Former finance minister Ishaq Dar’s counsel on Monday requested an accountability court in Islamabad to delay the process of declaring his client a proclaimed offender until next week.
The accountability court is conducting a hearing in connection with a corruption reference filed against Dar by the National Accountability Bureau (NAB).
The court is expected to declare Dar, who is accused of amassing assets beyond his known sources of income, a proclaimed offender during today’s hearing as the deadline given to the former minister to appear before the court in connection with the reference filed against him expires. The former finance minister has repeatedly failed to join the trial and has remained in London for some time now undergoing medical treatment.
During today’s hearing, Dar’s counsel, Advocate Khawaja Harris, told the bench that his client’s medical report will be submitted to the court next week and will contain the former minister’s diagnosis. Therefore, he added, the process of declaring Dar a proclaimed offender should be deferred.
NAB’s prosecution team objected to the request for a suspension in proceedings. “Why is Dar running from the court when he has not been diagnosed yet?” NAB’s prosecutor asked.
In response, Harris argued that under Article 9 of the Constitution every citizen of the country has a right to live a healthy life.
He said that on this basis Dar should be given an exemption and the arrest warrants issued against him by the court should be cancelled.
In a previous hearing of the case, the court had declared Dar an absconder and warned his guarantors of the confiscation of surety bonds worth Rs5 million if the accused did not join trial proceedings.
‘Assets beyond known income’
The noose seems to be tightening further around the former finance minister after NAB decided to reopen the Rs1.2 billion Hudaibiya Paper Mills reference against him.

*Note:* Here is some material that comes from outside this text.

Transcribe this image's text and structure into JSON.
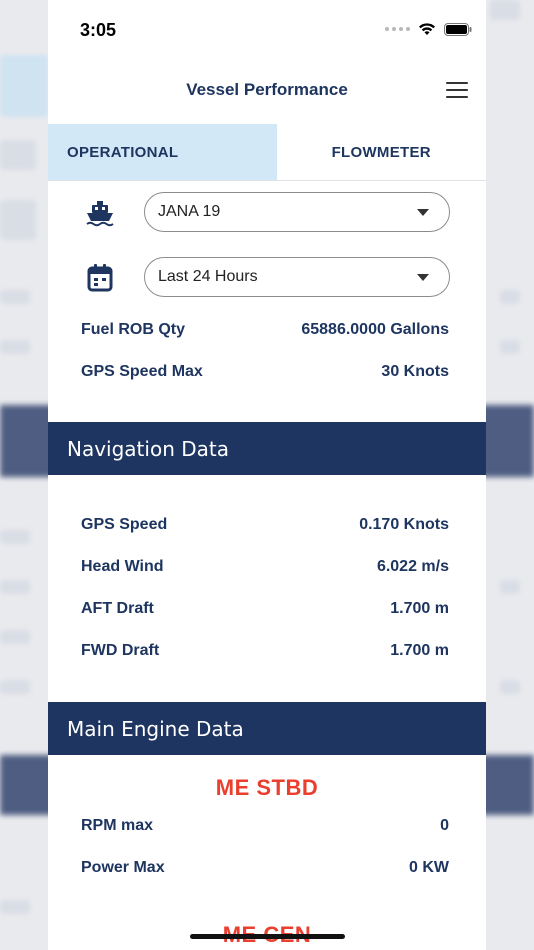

The Hudaibiya reference will be the second ‘mega-corruption’ case against Dar being investigated by NAB, after the reference filed against him in the wake of the Panama Papers case judgement.
The reopening of the case was recommended by the joint investigation team formed by the apex court to probe the Panama Papers allegations against former prime minister Nawaz Sharif and his family members.
On July 28, a five-member Supreme Court bench had ordered NAB to file three references against former prime minister Nawaz Sharif and one against Dar, on petitions filed by Pakistan Tehreek-i-Insaf’s Imran Khan, Jamaat-i-Islami’s Sirajul Haq and Awami Muslim League’s Sheikh Rashid Ahmed.
In its reference against the finance minister, NAB alleged that “the accused has acquired assets and pecuniary interests/resources in his own name and/or in the name of his dependants of an approximate amount of Rs831.678 million (approx)”.
The reference alleged that the assets were “disproportionate to his known sources of income for which he could not reasonably account for”.
The government also withdrew the portfolio of finance minister from Ishaq Dar.